→ Records to process:
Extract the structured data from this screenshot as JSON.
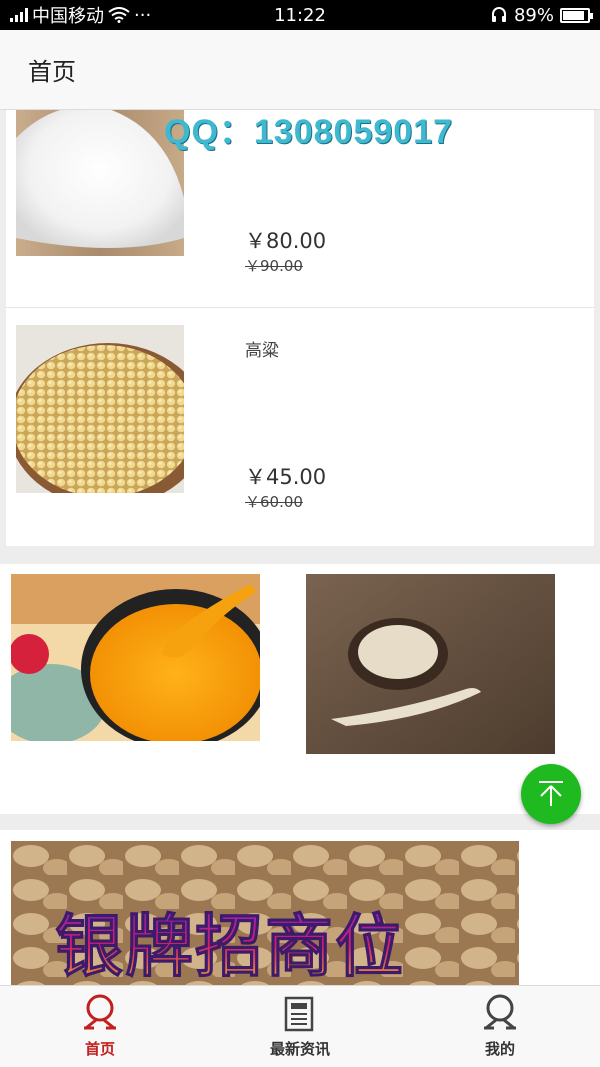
{
  "status_bar": {
    "network": "4G",
    "carrier": "中国移动",
    "more": "···",
    "time": "11:22",
    "battery": "89%",
    "battery_level": 0.89
  },
  "header": {
    "title": "首页"
  },
  "products": [
    {
      "name": "",
      "price": "￥80.00",
      "old_price": "￥90.00"
    },
    {
      "name": "高粱",
      "price": "￥45.00",
      "old_price": "￥60.00"
    }
  ],
  "overlay": {
    "qq_text": "QQ：1308059017"
  },
  "banner": {
    "text": "银牌招商位"
  },
  "nav": {
    "items": [
      {
        "label": "首页",
        "icon": "person-icon"
      },
      {
        "label": "最新资讯",
        "icon": "news-icon"
      },
      {
        "label": "我的",
        "icon": "profile-icon"
      }
    ]
  },
  "colors": {
    "accent": "#c21f1f",
    "top_button": "#1fba1f",
    "qq_text": "#3fb9d0"
  }
}
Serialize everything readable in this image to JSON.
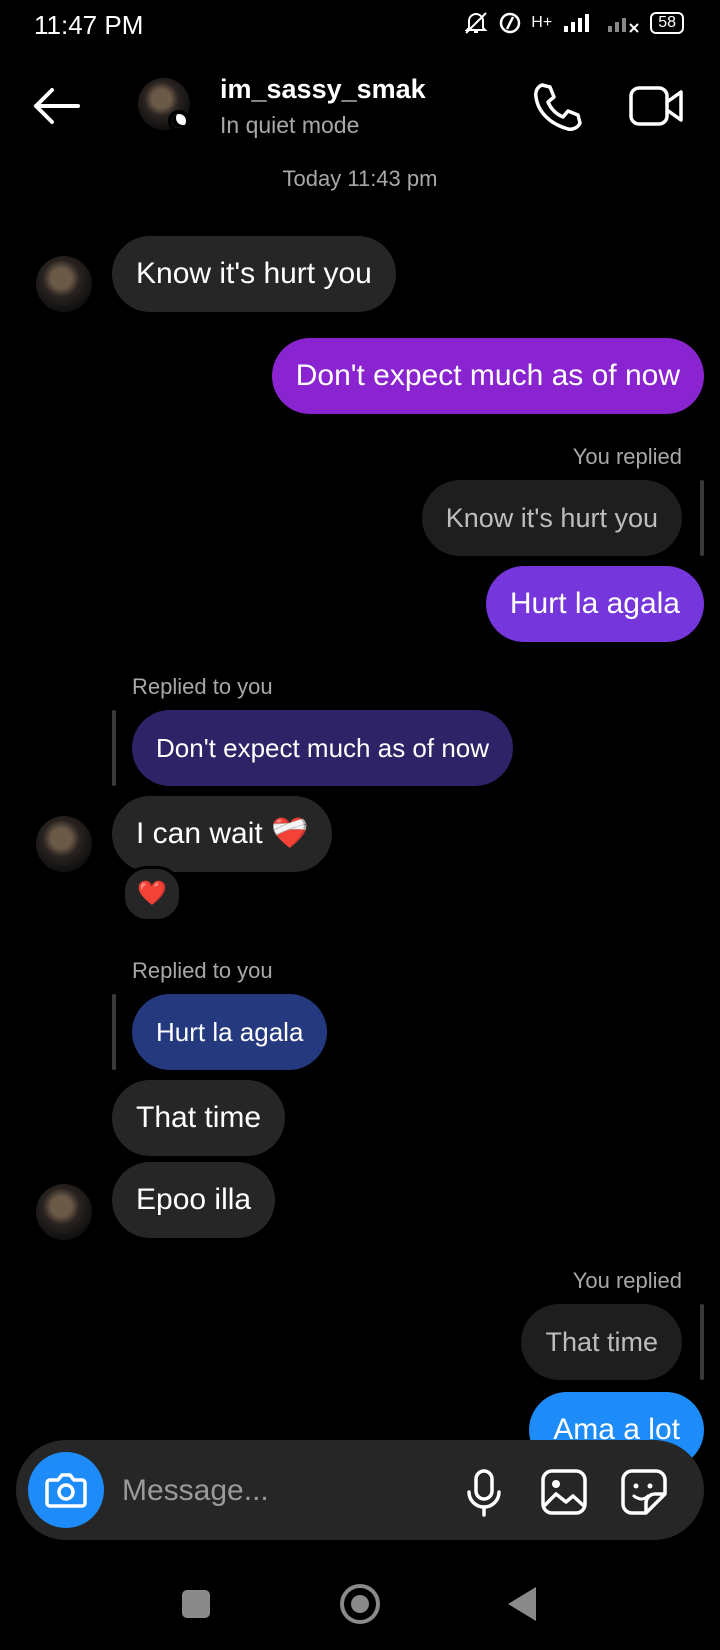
{
  "status_bar": {
    "time": "11:47 PM",
    "network": "H+",
    "battery": "58"
  },
  "header": {
    "username": "im_sassy_smak",
    "subtitle": "In quiet mode",
    "icons": [
      "back-arrow-icon",
      "phone-icon",
      "video-camera-icon"
    ]
  },
  "conversation": {
    "timestamp": "Today 11:43 pm",
    "messages": [
      {
        "text": "Know it's hurt you"
      },
      {
        "text": "Don't expect much as of now"
      },
      {
        "label": "You replied",
        "quoted": "Know it's hurt you",
        "text": "Hurt la agala"
      },
      {
        "label": "Replied to you",
        "quoted": "Don't expect much as of now",
        "text": "I can wait ❤️‍🩹",
        "reaction": "❤️"
      },
      {
        "label": "Replied to you",
        "quoted": "Hurt la agala",
        "text": "That time"
      },
      {
        "text": "Epoo illa"
      },
      {
        "label": "You replied",
        "quoted": "That time",
        "text": "Ama a lot"
      }
    ]
  },
  "composer": {
    "placeholder": "Message...",
    "icons": [
      "camera-icon",
      "microphone-icon",
      "gallery-icon",
      "sticker-icon"
    ]
  },
  "colors": {
    "outgoing_1": "#8a24d0",
    "outgoing_2": "#7536dc",
    "outgoing_3": "#1d8cf8",
    "quoted_purple": "#2e2366",
    "quoted_blue": "#253a7e",
    "camera_button": "#1d8cf8"
  }
}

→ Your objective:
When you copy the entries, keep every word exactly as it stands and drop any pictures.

→ Result of this exercise:
Extract the structured data from this screenshot as JSON.
{
  "status_bar": {
    "network": "4G",
    "carrier": "中国移动",
    "more": "···",
    "time": "11:22",
    "battery": "89%",
    "battery_level": 0.89
  },
  "header": {
    "title": "首页"
  },
  "products": [
    {
      "name": "",
      "price": "￥80.00",
      "old_price": "￥90.00"
    },
    {
      "name": "高粱",
      "price": "￥45.00",
      "old_price": "￥60.00"
    }
  ],
  "overlay": {
    "qq_text": "QQ：1308059017"
  },
  "banner": {
    "text": "银牌招商位"
  },
  "nav": {
    "items": [
      {
        "label": "首页",
        "icon": "person-icon"
      },
      {
        "label": "最新资讯",
        "icon": "news-icon"
      },
      {
        "label": "我的",
        "icon": "profile-icon"
      }
    ]
  },
  "colors": {
    "accent": "#c21f1f",
    "top_button": "#1fba1f",
    "qq_text": "#3fb9d0"
  }
}
Serialize everything readable in this image to JSON.
{
  "status_bar": {
    "time": "11:47 PM",
    "network": "H+",
    "battery": "58"
  },
  "header": {
    "username": "im_sassy_smak",
    "subtitle": "In quiet mode",
    "icons": [
      "back-arrow-icon",
      "phone-icon",
      "video-camera-icon"
    ]
  },
  "conversation": {
    "timestamp": "Today 11:43 pm",
    "messages": [
      {
        "text": "Know it's hurt you"
      },
      {
        "text": "Don't expect much as of now"
      },
      {
        "label": "You replied",
        "quoted": "Know it's hurt you",
        "text": "Hurt la agala"
      },
      {
        "label": "Replied to you",
        "quoted": "Don't expect much as of now",
        "text": "I can wait ❤️‍🩹",
        "reaction": "❤️"
      },
      {
        "label": "Replied to you",
        "quoted": "Hurt la agala",
        "text": "That time"
      },
      {
        "text": "Epoo illa"
      },
      {
        "label": "You replied",
        "quoted": "That time",
        "text": "Ama a lot"
      }
    ]
  },
  "composer": {
    "placeholder": "Message...",
    "icons": [
      "camera-icon",
      "microphone-icon",
      "gallery-icon",
      "sticker-icon"
    ]
  },
  "colors": {
    "outgoing_1": "#8a24d0",
    "outgoing_2": "#7536dc",
    "outgoing_3": "#1d8cf8",
    "quoted_purple": "#2e2366",
    "quoted_blue": "#253a7e",
    "camera_button": "#1d8cf8"
  }
}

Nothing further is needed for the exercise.